- Look for any liens or outstanding debts associated with the car.
- Verify that all repairs and modifications have been properly documented.
- Consider getting a professional opinion from a trusted mechanic or vehicle expert.
Consulting With A Trusted Mechanic Or Expert
Before making a final decision, it’s essential to consult with a trusted mechanic or expert. They will have the necessary knowledge and experience to assess the condition of the car and provide valuable insights. Here’s why their input is vital:
- A mechanic can identify any hidden issues that may not be apparent to the average buyer.
- They can evaluate the quality of the repairs and determine if any future problems are likely to arise.
- By examining the car thoroughly, they can give you an estimate of potential maintenance or repair costs.
- Their expertise ensures you are making a sound investment and can help you avoid costly mistakes.
Considering Insurance And Resale Value
Buying a car with a rebuilt title can impact both insurance coverage and future resale value.
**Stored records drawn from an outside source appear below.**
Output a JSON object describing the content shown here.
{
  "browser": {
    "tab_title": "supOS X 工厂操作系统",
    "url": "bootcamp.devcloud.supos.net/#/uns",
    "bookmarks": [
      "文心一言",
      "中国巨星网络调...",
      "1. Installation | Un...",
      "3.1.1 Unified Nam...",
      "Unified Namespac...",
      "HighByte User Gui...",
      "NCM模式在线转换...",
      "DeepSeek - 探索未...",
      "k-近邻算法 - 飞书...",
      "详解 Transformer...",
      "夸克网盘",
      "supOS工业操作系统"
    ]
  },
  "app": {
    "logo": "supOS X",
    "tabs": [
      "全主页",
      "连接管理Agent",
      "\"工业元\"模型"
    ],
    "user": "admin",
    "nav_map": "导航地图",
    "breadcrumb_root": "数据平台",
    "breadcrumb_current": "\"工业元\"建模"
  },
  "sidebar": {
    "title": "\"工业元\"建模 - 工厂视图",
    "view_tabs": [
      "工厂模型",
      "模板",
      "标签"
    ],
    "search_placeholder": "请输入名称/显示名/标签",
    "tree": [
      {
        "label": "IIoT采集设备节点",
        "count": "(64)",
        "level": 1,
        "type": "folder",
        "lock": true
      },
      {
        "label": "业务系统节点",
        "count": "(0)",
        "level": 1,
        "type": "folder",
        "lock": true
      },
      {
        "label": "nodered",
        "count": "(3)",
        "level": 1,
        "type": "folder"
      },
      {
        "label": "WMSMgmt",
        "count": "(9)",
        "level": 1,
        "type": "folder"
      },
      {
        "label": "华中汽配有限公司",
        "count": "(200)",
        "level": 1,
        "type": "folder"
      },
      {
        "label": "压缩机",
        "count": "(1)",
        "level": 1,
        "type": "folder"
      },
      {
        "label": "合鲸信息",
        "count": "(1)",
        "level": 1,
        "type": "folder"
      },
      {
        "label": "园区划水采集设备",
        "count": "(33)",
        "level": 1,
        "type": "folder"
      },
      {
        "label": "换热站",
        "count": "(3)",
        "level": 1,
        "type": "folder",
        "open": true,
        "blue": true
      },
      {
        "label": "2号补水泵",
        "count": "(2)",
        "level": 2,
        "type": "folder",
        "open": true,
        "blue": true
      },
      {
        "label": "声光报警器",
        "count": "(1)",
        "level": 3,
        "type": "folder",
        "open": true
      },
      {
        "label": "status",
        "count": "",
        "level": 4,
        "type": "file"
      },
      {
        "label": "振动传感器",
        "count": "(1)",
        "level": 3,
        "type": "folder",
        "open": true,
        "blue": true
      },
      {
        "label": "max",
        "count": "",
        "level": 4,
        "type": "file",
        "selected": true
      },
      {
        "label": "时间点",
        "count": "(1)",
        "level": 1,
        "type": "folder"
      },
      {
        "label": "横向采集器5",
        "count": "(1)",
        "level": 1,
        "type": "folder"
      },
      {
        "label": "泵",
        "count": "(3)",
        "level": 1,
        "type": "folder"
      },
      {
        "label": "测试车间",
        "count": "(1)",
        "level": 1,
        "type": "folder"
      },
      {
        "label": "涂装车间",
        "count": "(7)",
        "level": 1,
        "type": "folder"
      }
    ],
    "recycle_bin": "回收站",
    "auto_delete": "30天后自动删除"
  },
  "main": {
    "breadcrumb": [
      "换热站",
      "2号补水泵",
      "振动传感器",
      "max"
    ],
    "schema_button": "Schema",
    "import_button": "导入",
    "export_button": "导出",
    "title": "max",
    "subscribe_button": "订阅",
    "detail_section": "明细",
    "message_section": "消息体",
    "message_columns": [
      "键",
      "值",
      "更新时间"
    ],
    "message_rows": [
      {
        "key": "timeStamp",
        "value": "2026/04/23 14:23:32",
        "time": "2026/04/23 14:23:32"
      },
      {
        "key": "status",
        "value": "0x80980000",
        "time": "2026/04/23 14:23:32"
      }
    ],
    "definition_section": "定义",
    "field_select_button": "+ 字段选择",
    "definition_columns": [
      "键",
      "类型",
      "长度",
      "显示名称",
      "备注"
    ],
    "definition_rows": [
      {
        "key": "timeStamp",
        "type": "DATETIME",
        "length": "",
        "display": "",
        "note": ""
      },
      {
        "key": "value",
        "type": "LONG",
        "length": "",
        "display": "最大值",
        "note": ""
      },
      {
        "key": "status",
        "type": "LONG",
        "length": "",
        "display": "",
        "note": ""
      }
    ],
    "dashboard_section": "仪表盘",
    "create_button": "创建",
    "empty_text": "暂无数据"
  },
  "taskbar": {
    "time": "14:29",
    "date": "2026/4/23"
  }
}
It’s important to consider these factors to avoid any surprises down the road. Here’s what you need to know:
- Insurance companies might charge higher premiums for vehicles with rebuilt titles, as they are considered riskier to insure.
- Not every insurance provider offers coverage for cars with rebuilt titles, so it’s essential to research and find one that does.
- Keep in mind that when you decide to sell the car in the future, its rebuilt title may affect the resale value, making it harder to sell or reducing its market price.
- Consider how long you plan on keeping the car, as the impact on resale value might not be as significant if you intend to use it for an extended period.
Frequently Asked Questions On Should I Buy A Car With A Rebuilt Title
What Are The Disadvantages Of Buying A Car With A Rebuilt Title?
Buying a car with a rebuilt title has its drawbacks. Resale value may be lower, insurance rates can be higher, and it may be difficult to finance a rebuilt car. Additionally, it could have hidden damages or poor repairs, which may lead to safety issues in the long run.
Are Rebuilt Title Cars Harder To Insure?
Rebuilt title cars can be more challenging to insure due to their history, but insurance providers do offer coverage options. It’s important to shop around and compare quotes from different insurers to find the best coverage at a competitive rate.
Is A Rebuilt Title The Same As A Salvage Title?
No, a rebuilt title is not the same as a salvage title. A salvage title means the vehicle has significant damage, while a rebuilt title means the vehicle was repaired and is now roadworthy.
Does Progressive Insure Rebuilt Titles?
Yes, Progressive insures vehicles with rebuilt titles.
Ultimately, the decision to buy a car with a rebuilt title comes down to personal preference and risk tolerance. While these vehicles may offer attractive price tags, it’s essential to weigh the potential drawbacks, such as limited financing options and decreased resale value.
Conducting a thorough inspection, obtaining a vehicle history report, and seeking the advice of a trusted mechanic can help mitigate some of the risks associated with purchasing a car with a rebuilt title. By making an informed decision, you can ensure that your next car purchase is a wise and satisfactory one.